“It's really to gain new Dead or Alive fans,” he said. “We're working really hard on improving the graphics engine, so you can see sweat, you can see them get dirty, and with the faces, you’re able to move the flesh around through contact, so I thought ‘well, if you punch them, then obviously their faces will distort. So… why don’t we show that in the game?’” he laughed.

On being open to change

One other thing that Shimbori is absolutely clear on is that Dead or Alive has always been a series that has been willing to roll with the punches and go where demand is. “We like to see what kind of reaction we get based on the current approach that we're taking,” he said. “It’s important that we can filter through feedback, particularly on social media, because there’s often a loud minority asking for something that most of out players are not that concerned with, but we do look at the sales figures and what has sold, what hasn't sold, and we go from there.”


One perfect example of that is actually Marie Rose. Originally created as a jokey DLC character for Dead or Alive 5, Marie Rose has proven to be remarkably popular... going as far as to top the polls of the people’s favourite Dead or Alive characters. As a result, she’s been dropped into titles like Dead or Alive Xtreme 3, ahead of characters that have been in the franchise for far longer. She also showed up as one of the very few Dead or Alive characters in Warriors All-Stars, again, ahead of some of the series’ more enduring characters.

“Of course, we did create Marie Rose based on what we thought would make her popular, and there was a point during the process where we realised that she would be a hit,” Shimbori said. “But even then, her popularity is actually even beyond what we imagined."

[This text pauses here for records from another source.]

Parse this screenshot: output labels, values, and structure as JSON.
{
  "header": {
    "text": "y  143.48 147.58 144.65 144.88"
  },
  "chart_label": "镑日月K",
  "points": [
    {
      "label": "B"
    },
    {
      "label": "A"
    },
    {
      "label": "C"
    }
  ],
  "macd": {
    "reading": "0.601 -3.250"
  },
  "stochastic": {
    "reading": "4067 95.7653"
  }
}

Speaking of characters, I also wondered if we would see a return of the guest characters that were common in Dead or Alive 5. There, fighters from King of Fighters, Virtua Fighter and even Samurai Warriors showed up, in a way that further added to the eclectic amusement of the roster.


“One thing I can say for sure is that at release there will not be any collaboration characters,” Shimbori said. “But again, it is something that we are open to post-launch and I'm currently looking for opportunities. I can't make any promises but I'll do my best and if people have suggestions for who they'd like to see, definitely drop us a note,” he said.

Here at DigitallyDownloaded.net we’d just love it if all of our readers requested that our own mascot, Dee Dee, was brought into the game. Just sayin’.

- Matt S. 
Editor-in-Chief
Find me on Twitter: @digitallydownld


Please help keep DDNet running: Running an online publication isn't cheap, and it's highly time consuming. Please help me keep the site running and providing interviews, reviews, and features like this by supporting me on Patreon. Even $1/ month would be a hugely appreciated vote of confidence in the kind of work we're doing. Please click here to be taken to my Patreon, and thank you for reading and your support!


On crafting Dead or Alive 6 into the new blockbuster fighting game (TGS Interview)
  • Blogger Comments
  • Facebook Comments
Top